(DATA)

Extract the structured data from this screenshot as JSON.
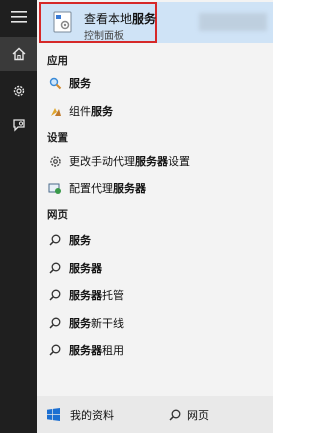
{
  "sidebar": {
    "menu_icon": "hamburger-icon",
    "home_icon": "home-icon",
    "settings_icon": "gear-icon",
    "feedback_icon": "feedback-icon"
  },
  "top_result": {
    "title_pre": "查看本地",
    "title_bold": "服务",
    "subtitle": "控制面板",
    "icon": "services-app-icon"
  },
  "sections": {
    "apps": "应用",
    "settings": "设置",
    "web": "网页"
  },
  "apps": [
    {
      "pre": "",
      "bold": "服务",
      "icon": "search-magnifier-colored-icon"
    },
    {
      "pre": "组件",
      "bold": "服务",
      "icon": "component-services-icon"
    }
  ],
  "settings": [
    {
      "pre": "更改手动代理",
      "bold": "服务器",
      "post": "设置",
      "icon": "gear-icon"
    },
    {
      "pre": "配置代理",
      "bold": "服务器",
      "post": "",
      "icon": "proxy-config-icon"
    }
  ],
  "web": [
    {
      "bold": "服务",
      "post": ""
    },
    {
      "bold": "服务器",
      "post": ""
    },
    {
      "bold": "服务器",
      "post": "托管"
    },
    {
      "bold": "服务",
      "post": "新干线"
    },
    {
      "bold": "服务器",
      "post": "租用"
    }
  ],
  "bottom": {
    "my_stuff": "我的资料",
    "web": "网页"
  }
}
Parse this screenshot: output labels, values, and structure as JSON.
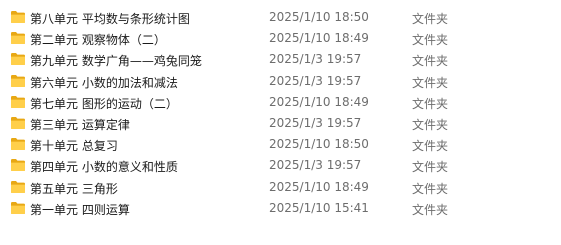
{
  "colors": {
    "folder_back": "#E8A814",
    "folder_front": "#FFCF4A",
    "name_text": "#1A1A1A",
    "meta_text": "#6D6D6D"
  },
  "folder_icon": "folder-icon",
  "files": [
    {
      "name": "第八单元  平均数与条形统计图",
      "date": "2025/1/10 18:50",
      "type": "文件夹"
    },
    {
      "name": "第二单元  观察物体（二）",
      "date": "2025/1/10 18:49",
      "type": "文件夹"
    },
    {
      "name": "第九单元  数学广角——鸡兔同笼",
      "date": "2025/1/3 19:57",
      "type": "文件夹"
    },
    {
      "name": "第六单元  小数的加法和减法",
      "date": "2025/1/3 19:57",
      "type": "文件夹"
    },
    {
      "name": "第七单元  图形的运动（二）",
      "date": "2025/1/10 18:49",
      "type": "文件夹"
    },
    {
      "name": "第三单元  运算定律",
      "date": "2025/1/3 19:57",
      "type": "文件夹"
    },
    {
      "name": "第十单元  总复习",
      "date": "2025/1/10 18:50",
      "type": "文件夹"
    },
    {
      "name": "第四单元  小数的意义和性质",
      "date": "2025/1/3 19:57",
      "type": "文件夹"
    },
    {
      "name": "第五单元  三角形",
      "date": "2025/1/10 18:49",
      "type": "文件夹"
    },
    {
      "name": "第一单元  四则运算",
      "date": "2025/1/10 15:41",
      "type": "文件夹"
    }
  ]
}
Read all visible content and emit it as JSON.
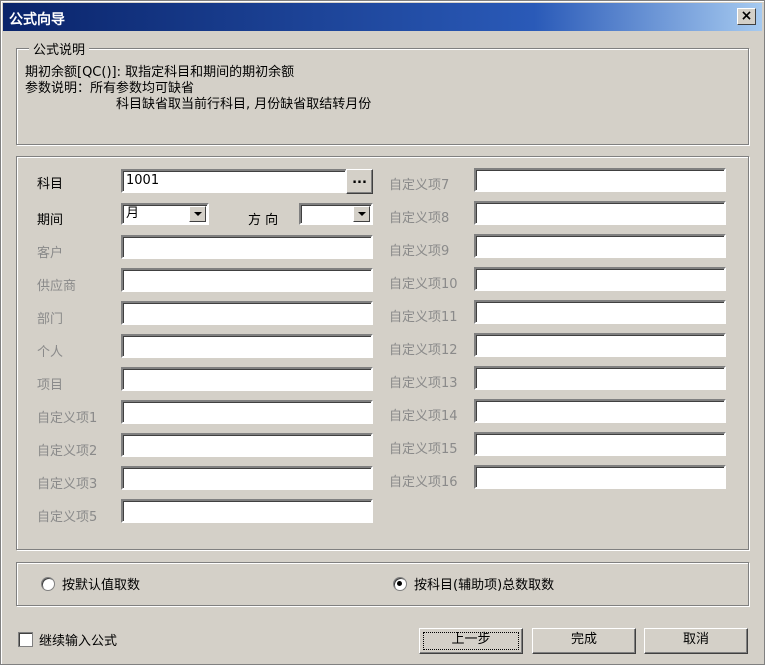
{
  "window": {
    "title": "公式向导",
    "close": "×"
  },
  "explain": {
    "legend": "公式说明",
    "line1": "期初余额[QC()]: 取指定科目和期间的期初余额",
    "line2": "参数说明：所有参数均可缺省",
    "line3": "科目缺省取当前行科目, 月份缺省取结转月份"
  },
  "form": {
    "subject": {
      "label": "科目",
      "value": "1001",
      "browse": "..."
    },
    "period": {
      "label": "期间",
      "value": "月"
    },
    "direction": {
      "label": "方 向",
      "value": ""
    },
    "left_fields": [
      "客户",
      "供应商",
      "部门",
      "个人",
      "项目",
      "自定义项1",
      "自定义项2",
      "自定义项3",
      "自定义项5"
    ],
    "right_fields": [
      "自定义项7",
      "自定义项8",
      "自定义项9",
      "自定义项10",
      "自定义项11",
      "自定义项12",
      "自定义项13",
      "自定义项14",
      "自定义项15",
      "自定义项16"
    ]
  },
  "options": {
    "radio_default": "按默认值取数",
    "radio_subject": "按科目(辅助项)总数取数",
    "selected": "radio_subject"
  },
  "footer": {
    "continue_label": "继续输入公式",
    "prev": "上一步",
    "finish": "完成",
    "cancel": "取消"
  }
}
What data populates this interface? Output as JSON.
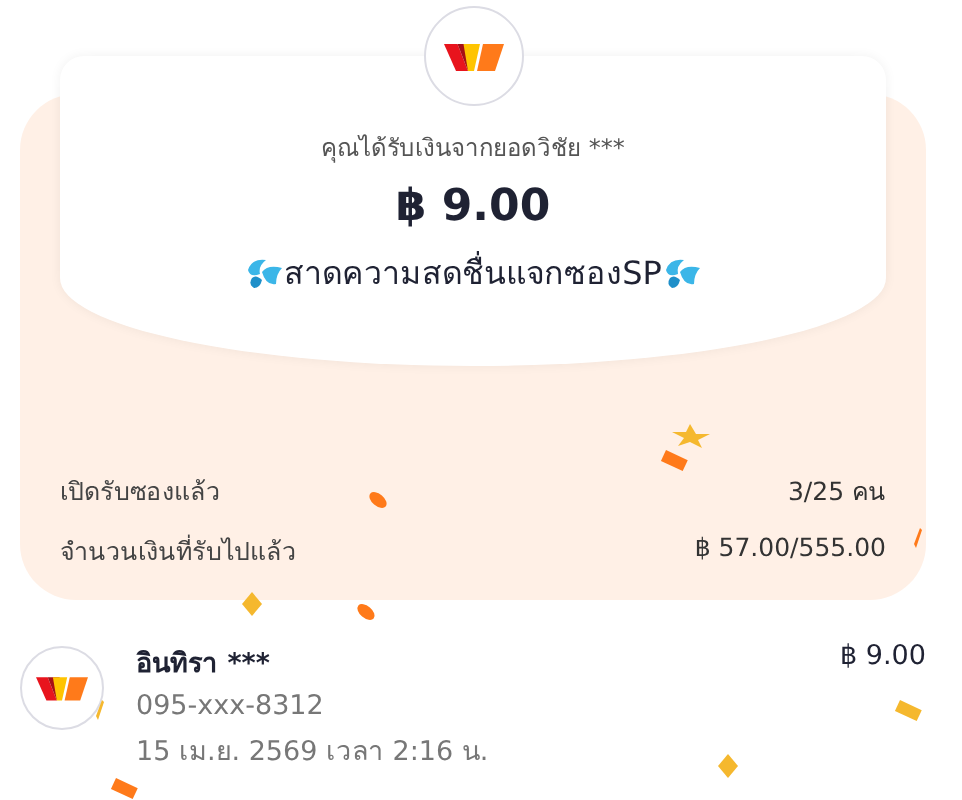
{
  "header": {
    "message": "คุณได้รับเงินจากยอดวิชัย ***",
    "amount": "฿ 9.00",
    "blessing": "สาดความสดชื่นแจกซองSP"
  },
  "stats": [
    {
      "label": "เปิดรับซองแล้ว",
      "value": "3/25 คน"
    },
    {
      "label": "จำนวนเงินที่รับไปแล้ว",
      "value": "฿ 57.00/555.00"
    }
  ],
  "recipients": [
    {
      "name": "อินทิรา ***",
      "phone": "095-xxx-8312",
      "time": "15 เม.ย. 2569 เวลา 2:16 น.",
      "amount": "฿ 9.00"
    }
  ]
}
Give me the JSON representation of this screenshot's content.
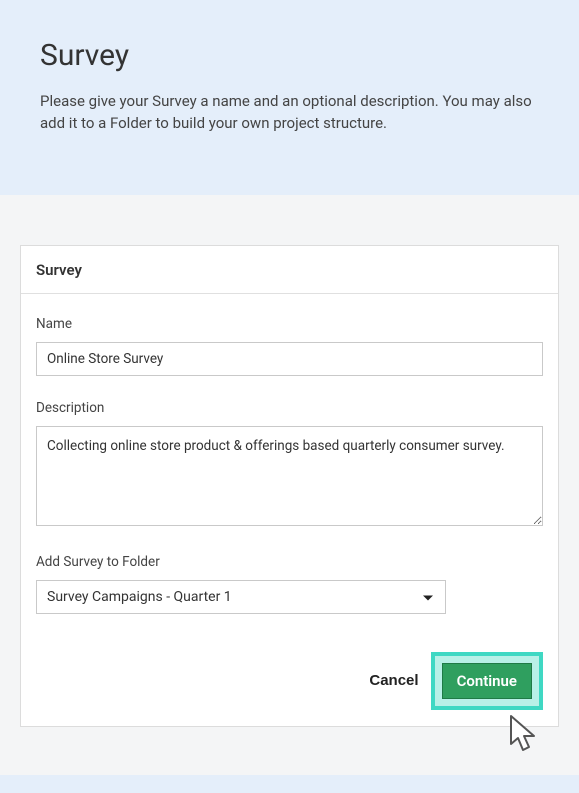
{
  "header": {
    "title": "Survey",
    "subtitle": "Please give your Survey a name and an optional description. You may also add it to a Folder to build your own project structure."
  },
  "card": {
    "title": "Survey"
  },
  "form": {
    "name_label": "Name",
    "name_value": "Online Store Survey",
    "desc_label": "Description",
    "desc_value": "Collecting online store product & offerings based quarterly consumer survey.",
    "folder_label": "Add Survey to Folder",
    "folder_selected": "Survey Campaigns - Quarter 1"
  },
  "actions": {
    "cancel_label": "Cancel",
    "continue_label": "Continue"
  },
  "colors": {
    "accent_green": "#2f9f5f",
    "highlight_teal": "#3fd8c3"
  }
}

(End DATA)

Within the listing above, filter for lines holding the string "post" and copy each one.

**WRITTEN SOLUTION**
      "post": "设置",
      "post": "",
      "post": ""
      "post": ""
      "post": "托管"
      "post": "新干线"
      "post": "租用"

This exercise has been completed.